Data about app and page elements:
+++

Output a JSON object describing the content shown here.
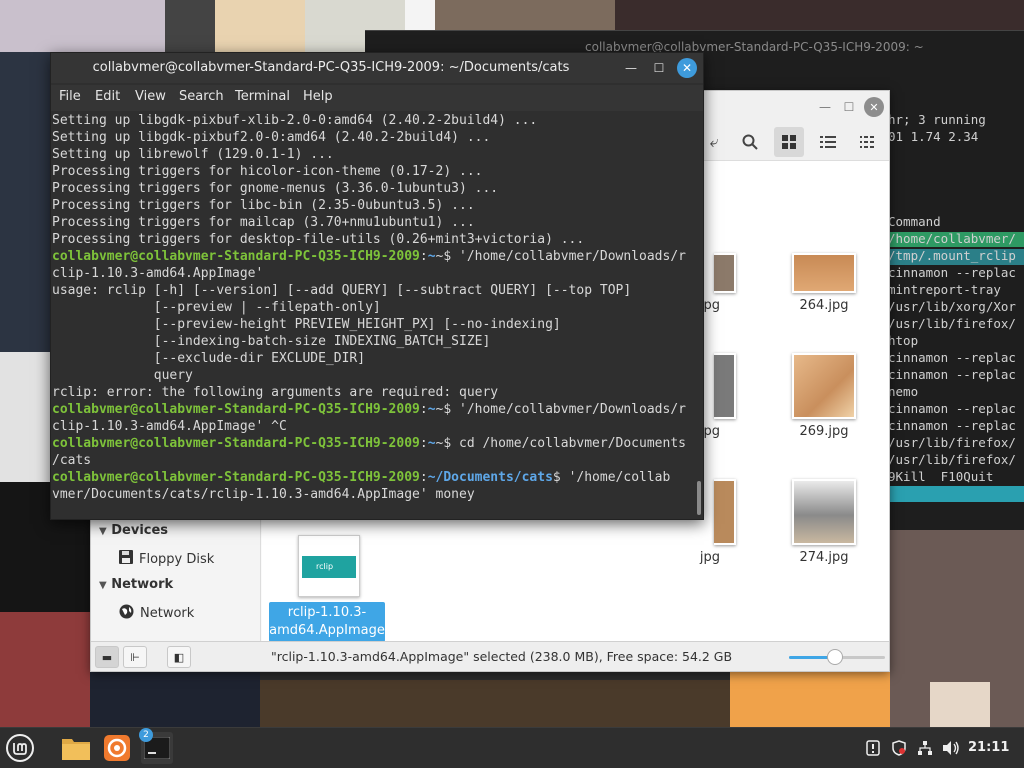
{
  "terminal": {
    "title": "collabvmer@collabvmer-Standard-PC-Q35-ICH9-2009: ~/Documents/cats",
    "menu": [
      "File",
      "Edit",
      "View",
      "Search",
      "Terminal",
      "Help"
    ],
    "lines": [
      "Setting up libgdk-pixbuf-xlib-2.0-0:amd64 (2.40.2-2build4) ...",
      "Setting up libgdk-pixbuf2.0-0:amd64 (2.40.2-2build4) ...",
      "Setting up librewolf (129.0.1-1) ...",
      "Processing triggers for hicolor-icon-theme (0.17-2) ...",
      "Processing triggers for gnome-menus (3.36.0-1ubuntu3) ...",
      "Processing triggers for libc-bin (2.35-0ubuntu3.5) ...",
      "Processing triggers for mailcap (3.70+nmu1ubuntu1) ...",
      "Processing triggers for desktop-file-utils (0.26+mint3+victoria) ..."
    ],
    "prompt_user": "collabvmer@collabvmer-Standard-PC-Q35-ICH9-2009",
    "cmd1": "~$ '/home/collabvmer/Downloads/r",
    "cmd1b": "clip-1.10.3-amd64.AppImage'",
    "usage_lines": [
      "usage: rclip [-h] [--version] [--add QUERY] [--subtract QUERY] [--top TOP]",
      "             [--preview | --filepath-only]",
      "             [--preview-height PREVIEW_HEIGHT_PX] [--no-indexing]",
      "             [--indexing-batch-size INDEXING_BATCH_SIZE]",
      "             [--exclude-dir EXCLUDE_DIR]",
      "             query",
      "rclip: error: the following arguments are required: query"
    ],
    "cmd2": "~$ '/home/collabvmer/Downloads/r",
    "cmd2b": "clip-1.10.3-amd64.AppImage' ^C",
    "cmd3": "~$ cd /home/collabvmer/Documents",
    "cmd3b": "/cats",
    "prompt_path": "~/Documents/cats",
    "cmd4": "$ '/home/collab",
    "cmd4b": "vmer/Documents/cats/rclip-1.10.3-amd64.AppImage' money"
  },
  "background_terminal": {
    "title": "collabvmer@collabvmer-Standard-PC-Q35-ICH9-2009: ~",
    "lines": [
      "hr; 3 running",
      "01 1.74 2.34",
      "",
      "",
      "",
      "",
      "Command",
      "/home/collabvmer/",
      "/tmp/.mount_rclip",
      "cinnamon --replac",
      "mintreport-tray",
      "/usr/lib/xorg/Xor",
      "/usr/lib/firefox/",
      "htop",
      "cinnamon --replac",
      "cinnamon --replac",
      "nemo",
      "cinnamon --replac",
      "cinnamon --replac",
      "/usr/lib/firefox/",
      "/usr/lib/firefox/",
      "9Kill  F10Quit"
    ]
  },
  "file_manager": {
    "sidebar": {
      "devices_label": "Devices",
      "floppy_label": "Floppy Disk",
      "network_label": "Network",
      "network_item": "Network"
    },
    "files": [
      {
        "name": "264.jpg"
      },
      {
        "name": "269.jpg"
      },
      {
        "name": "274.jpg"
      },
      {
        "name": "rclip-1.10.3-amd64.AppImage"
      }
    ],
    "partial_labels": [
      "jpg",
      "jpg",
      "jpg"
    ],
    "selected_label_line1": "rclip-1.10.3-",
    "selected_label_line2": "amd64.AppImage",
    "appimage_icon_text": "rclip",
    "status_text": "\"rclip-1.10.3-amd64.AppImage\" selected (238.0 MB), Free space: 54.2 GB",
    "zoom_level": 0.48
  },
  "taskbar": {
    "badge_count": "2",
    "clock": "21:11"
  },
  "colors": {
    "accent": "#3fa6e6",
    "prompt_user": "#7ec33a",
    "prompt_path": "#5ea7e8",
    "selection": "#3fa6e6"
  }
}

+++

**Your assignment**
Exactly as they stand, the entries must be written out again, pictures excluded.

**Answer area**
Output a JSON object describing the content shown here.
{
  "terminal": {
    "title": "collabvmer@collabvmer-Standard-PC-Q35-ICH9-2009: ~/Documents/cats",
    "menu": [
      "File",
      "Edit",
      "View",
      "Search",
      "Terminal",
      "Help"
    ],
    "lines": [
      "Setting up libgdk-pixbuf-xlib-2.0-0:amd64 (2.40.2-2build4) ...",
      "Setting up libgdk-pixbuf2.0-0:amd64 (2.40.2-2build4) ...",
      "Setting up librewolf (129.0.1-1) ...",
      "Processing triggers for hicolor-icon-theme (0.17-2) ...",
      "Processing triggers for gnome-menus (3.36.0-1ubuntu3) ...",
      "Processing triggers for libc-bin (2.35-0ubuntu3.5) ...",
      "Processing triggers for mailcap (3.70+nmu1ubuntu1) ...",
      "Processing triggers for desktop-file-utils (0.26+mint3+victoria) ..."
    ],
    "prompt_user": "collabvmer@collabvmer-Standard-PC-Q35-ICH9-2009",
    "cmd1": "~$ '/home/collabvmer/Downloads/r",
    "cmd1b": "clip-1.10.3-amd64.AppImage'",
    "usage_lines": [
      "usage: rclip [-h] [--version] [--add QUERY] [--subtract QUERY] [--top TOP]",
      "             [--preview | --filepath-only]",
      "             [--preview-height PREVIEW_HEIGHT_PX] [--no-indexing]",
      "             [--indexing-batch-size INDEXING_BATCH_SIZE]",
      "             [--exclude-dir EXCLUDE_DIR]",
      "             query",
      "rclip: error: the following arguments are required: query"
    ],
    "cmd2": "~$ '/home/collabvmer/Downloads/r",
    "cmd2b": "clip-1.10.3-amd64.AppImage' ^C",
    "cmd3": "~$ cd /home/collabvmer/Documents",
    "cmd3b": "/cats",
    "prompt_path": "~/Documents/cats",
    "cmd4": "$ '/home/collab",
    "cmd4b": "vmer/Documents/cats/rclip-1.10.3-amd64.AppImage' money"
  },
  "background_terminal": {
    "title": "collabvmer@collabvmer-Standard-PC-Q35-ICH9-2009: ~",
    "lines": [
      "hr; 3 running",
      "01 1.74 2.34",
      "",
      "",
      "",
      "",
      "Command",
      "/home/collabvmer/",
      "/tmp/.mount_rclip",
      "cinnamon --replac",
      "mintreport-tray",
      "/usr/lib/xorg/Xor",
      "/usr/lib/firefox/",
      "htop",
      "cinnamon --replac",
      "cinnamon --replac",
      "nemo",
      "cinnamon --replac",
      "cinnamon --replac",
      "/usr/lib/firefox/",
      "/usr/lib/firefox/",
      "9Kill  F10Quit"
    ]
  },
  "file_manager": {
    "sidebar": {
      "devices_label": "Devices",
      "floppy_label": "Floppy Disk",
      "network_label": "Network",
      "network_item": "Network"
    },
    "files": [
      {
        "name": "264.jpg"
      },
      {
        "name": "269.jpg"
      },
      {
        "name": "274.jpg"
      },
      {
        "name": "rclip-1.10.3-amd64.AppImage"
      }
    ],
    "partial_labels": [
      "jpg",
      "jpg",
      "jpg"
    ],
    "selected_label_line1": "rclip-1.10.3-",
    "selected_label_line2": "amd64.AppImage",
    "appimage_icon_text": "rclip",
    "status_text": "\"rclip-1.10.3-amd64.AppImage\" selected (238.0 MB), Free space: 54.2 GB",
    "zoom_level": 0.48
  },
  "taskbar": {
    "badge_count": "2",
    "clock": "21:11"
  },
  "colors": {
    "accent": "#3fa6e6",
    "prompt_user": "#7ec33a",
    "prompt_path": "#5ea7e8",
    "selection": "#3fa6e6"
  }
}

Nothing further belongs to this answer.